iii) The appropriate government authorities shall approve, regulate, support and take active part in the response plan.
In 1992, the Earth Summit held under the auspices of the United Nations Conference on Environment and Development (UNCED) in
The ten – step approach to the APELL process for emergency preparedness planning is as follow:
1) Identity the emergency response participants (government emergency response agencies, industry and community) and establish their roles, resources and concerns.
2) Identify, evaluate and rank risks and hazards which may result in emergency situations in the community.
3) Each participating group should review its own emergency plan for adequacy relative to a coordinated response. The participants should ensure the adequacy of basic core elements such as an organised fire service personnel, medical response teams, environmental pollution control teams, etc.
4) Using the results in step 3, identity and list the required tasks for a successful integrated plan which are yet to be covered by the participating groups. The additional tasks/equipment necessary to complete the response plan may include: Overall command authority; communication equipment which can reach all participants; hazards monitoring equipment and associated training; and alerting the public on evacuation.
5) Assign the tasks in step 4 to the appropriate participating groups based on authority, jurisdiction, expertise or resources.

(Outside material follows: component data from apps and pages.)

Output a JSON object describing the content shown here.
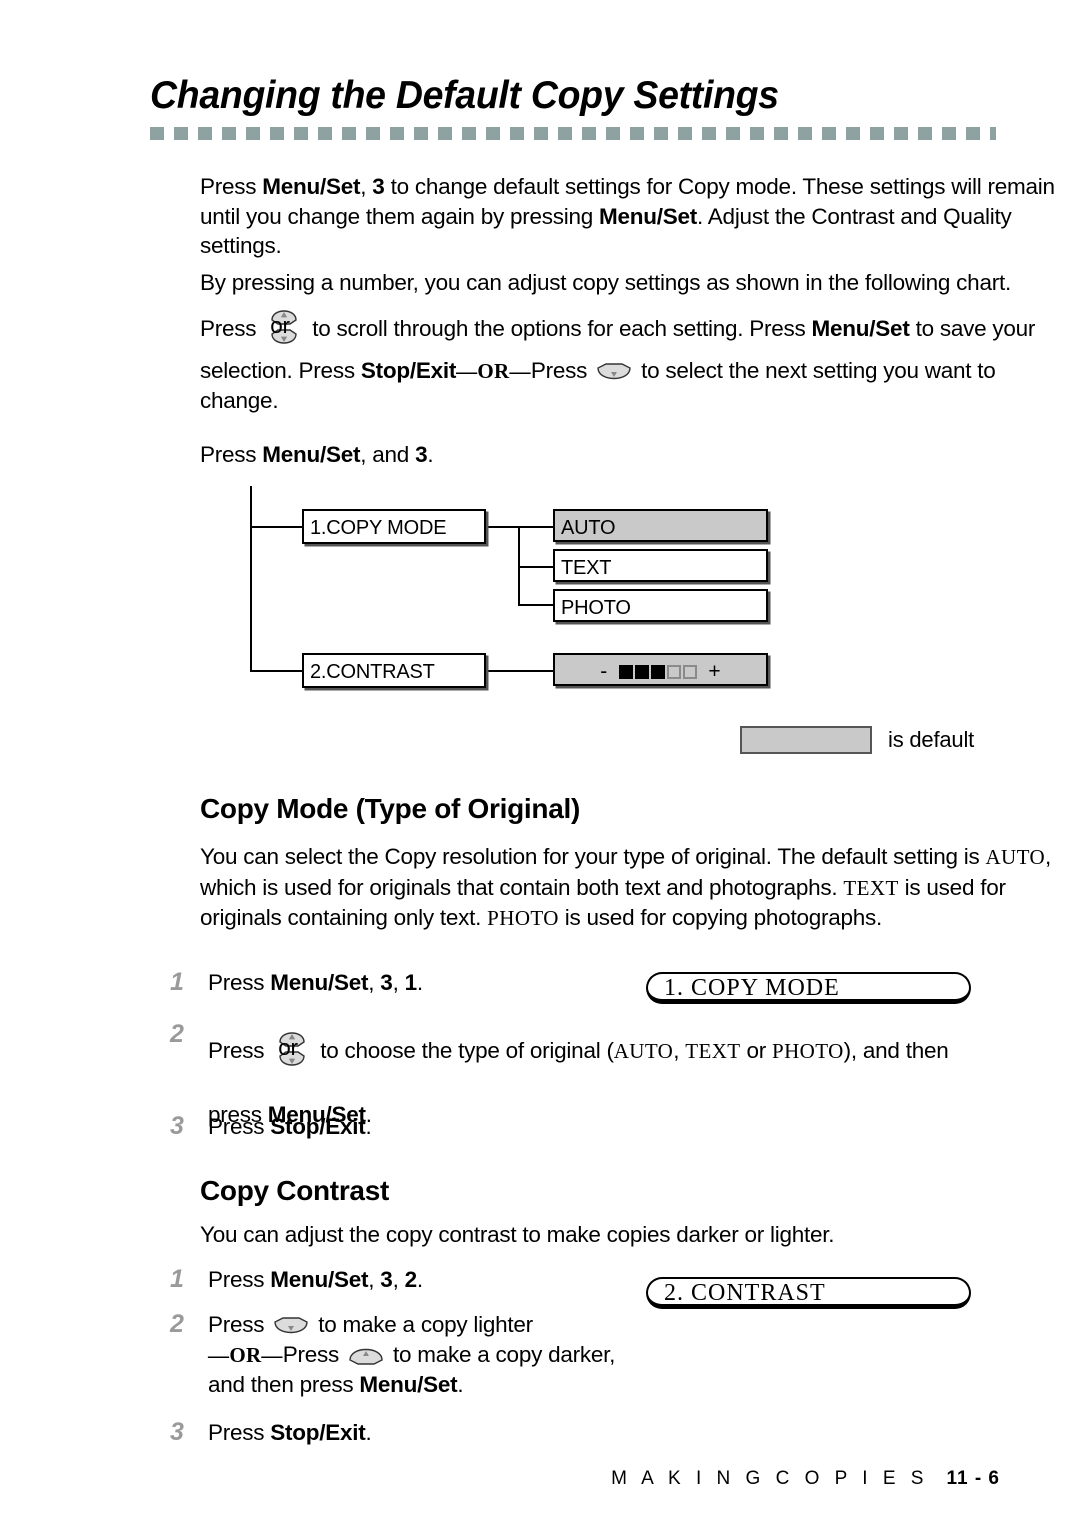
{
  "page": {
    "title": "Changing the Default Copy Settings",
    "footer_title": "M A K I N G   C O P I E S",
    "footer_page": "11 - 6"
  },
  "intro": {
    "p1_a": "Press ",
    "p1_b1": "Menu/Set",
    "p1_c": ", ",
    "p1_b2": "3",
    "p1_d": " to change default settings for Copy mode. These settings will remain until you change them again by pressing ",
    "p1_b3": "Menu/Set",
    "p1_e": ". Adjust the Contrast and Quality settings.",
    "p2_a": "By pressing a number, you can adjust copy settings as shown in the following chart. Press ",
    "p2_or": "or",
    "p2_b": " to scroll through the options for each setting. Press ",
    "p2_b1": "Menu/Set",
    "p2_c": " to save your selection. Press ",
    "p2_b2": "Stop/Exit",
    "p2_or2": "OR",
    "p2_d": "Press ",
    "p2_e": " to select the next setting you want to change.",
    "p3_a": "Press ",
    "p3_b1": "Menu/Set",
    "p3_c": ", and ",
    "p3_b2": "3",
    "p3_d": "."
  },
  "tree": {
    "nodes": [
      {
        "label": "1.COPY MODE",
        "shaded": false
      },
      {
        "label": "2.CONTRAST",
        "shaded": false
      }
    ],
    "copy_mode_options": [
      {
        "label": "AUTO",
        "shaded": true
      },
      {
        "label": "TEXT",
        "shaded": false
      },
      {
        "label": "PHOTO",
        "shaded": false
      }
    ],
    "contrast_gauge": {
      "minus": "-",
      "plus": "+",
      "filled": 3,
      "empty": 2,
      "shaded": true
    }
  },
  "legend": {
    "label": "is default",
    "swatch_color": "#c9c9c9"
  },
  "copy_mode": {
    "heading": "Copy Mode (Type of Original)",
    "desc_a": "You can select the Copy resolution for your type of original. The default setting is ",
    "desc_auto": "AUTO",
    "desc_b": ", which is used for originals that contain both text and photographs. ",
    "desc_text": "TEXT",
    "desc_c": " is used for originals containing only text. ",
    "desc_photo": "PHOTO",
    "desc_d": " is used for copying photographs.",
    "steps": [
      {
        "num": "1",
        "a": "Press ",
        "b1": "Menu/Set",
        "c": ", ",
        "b2": "3",
        "d": ", ",
        "b3": "1",
        "e": "."
      },
      {
        "num": "2",
        "a": "Press ",
        "or": "or",
        "b": " to choose the type of original (",
        "opt1": "AUTO",
        "sep1": ", ",
        "opt2": "TEXT",
        "sep2": " or ",
        "opt3": "PHOTO",
        "c": "), and then",
        "cont_a": "press ",
        "cont_b": "Menu/Set",
        "cont_c": "."
      },
      {
        "num": "3",
        "a": "Press ",
        "b1": "Stop/Exit",
        "c": "."
      }
    ],
    "lcd": "1. COPY  MODE"
  },
  "copy_contrast": {
    "heading": "Copy Contrast",
    "desc": "You can adjust the copy contrast to make copies darker or lighter.",
    "steps": [
      {
        "num": "1",
        "a": "Press ",
        "b1": "Menu/Set",
        "c": ", ",
        "b2": "3",
        "d": ", ",
        "b3": "2",
        "e": "."
      },
      {
        "num": "2",
        "a": "Press ",
        "b": " to make a copy lighter",
        "or": "OR",
        "c_a": "Press ",
        "c_b": " to make a copy darker,",
        "cont_a": "and then press ",
        "cont_b": "Menu/Set",
        "cont_c": "."
      },
      {
        "num": "3",
        "a": "Press ",
        "b1": "Stop/Exit",
        "c": "."
      }
    ],
    "lcd": "2. CONTRAST"
  }
}
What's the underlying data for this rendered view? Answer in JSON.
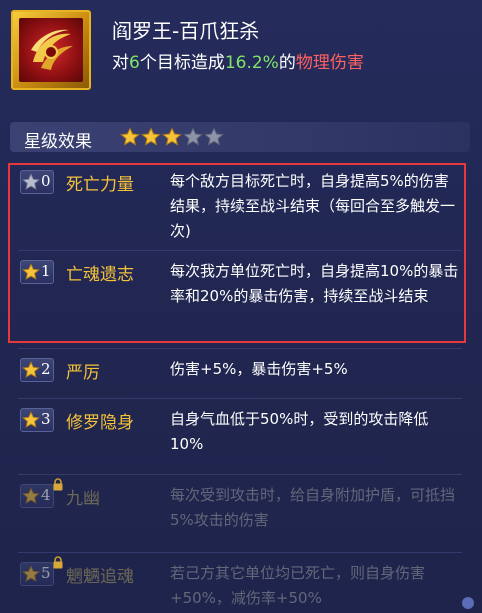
{
  "skill": {
    "title": "阎罗王-百爪狂杀",
    "desc_prefix": "对",
    "target_count": "6",
    "desc_middle": "个目标造成",
    "damage_percent": "16.2%",
    "desc_of": "的",
    "damage_type": "物理伤害",
    "icon": "claw-slash-icon"
  },
  "star_section": {
    "label": "星级效果",
    "current_stars": 3,
    "max_stars": 5
  },
  "effects": [
    {
      "level": "0",
      "name": "死亡力量",
      "text": "每个敌方目标死亡时，自身提高5%的伤害结果，持续至战斗结束（每回合至多触发一次)",
      "active": true,
      "locked": false
    },
    {
      "level": "1",
      "name": "亡魂遗志",
      "text": "每次我方单位死亡时，自身提高10%的暴击率和20%的暴击伤害，持续至战斗结束",
      "active": true,
      "locked": false
    },
    {
      "level": "2",
      "name": "严厉",
      "text": "伤害+5%，暴击伤害+5%",
      "active": true,
      "locked": false
    },
    {
      "level": "3",
      "name": "修罗隐身",
      "text": "自身气血低于50%时，受到的攻击降低10%",
      "active": true,
      "locked": false
    },
    {
      "level": "4",
      "name": "九幽",
      "text": "每次受到攻击时，给自身附加护盾，可抵挡5%攻击的伤害",
      "active": false,
      "locked": true
    },
    {
      "level": "5",
      "name": "魍魉追魂",
      "text": "若己方其它单位均已死亡，则自身伤害+50%，减伤率+50%",
      "active": false,
      "locked": true
    }
  ],
  "colors": {
    "accent_gold": "#f5c23a",
    "highlight_red": "#e8373b",
    "value_green": "#7fe56a",
    "damage_red": "#ff6262"
  }
}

6) Make all necessary amendment in the light of steps 4 and 5, and integrate them into an overall community response plan. It is necessary to conduct a tabletop role playing exercise to test the plan, with a view to identifying the plan weakness and repeating steps 4 and 5, if necessary, to resolve these problems. Then gain agreement.
7) Commit the integrated community plan to writing and obtain approvals from appropriate government and emergency response agencies.
8) Educate and train participating groups and emergency responders about the integrated response plan.
9) Establish procedures for periodic testing, reviewing and updating of the plan. Preplanning the drill, preparing a drill scenario, and its evaluation process are crucial to a successful test. Full –scale emergency response drills serve as a means of identifying any deficiencies in the plan and assure that it is kept current and effective in a real emergency situation.
10) Educate the citizens in the risk zone about the integrated response plan. This include educating the citizens on how to act during emergency situations such as remain indoors, close windows, respond to sirens in a specific fashion, etc.
The overall goals of integrated community response plan are to prevent loss of life or damage to public health and social well-being, avoid damage to property and the environment. It integrates the facility (in-plant) response plan with local community response plan to make one overall plan. However, current practices by industrial concerns in
The appropriate government bodies (i.e. Federal Ministry of Environment (FMENV) and National Emergency Management Agency (NEMA)) have an important role to provide the co-operative climate and support under which local community’s citizens can achieve adequate preparedness for emergencies, as statutorily required.. This entails involving members of the local community in the risk zone of hazardous installations in the development, testing and implementation of the overall response plan for the accidents and emergencies associated with such potentially hazardous installations.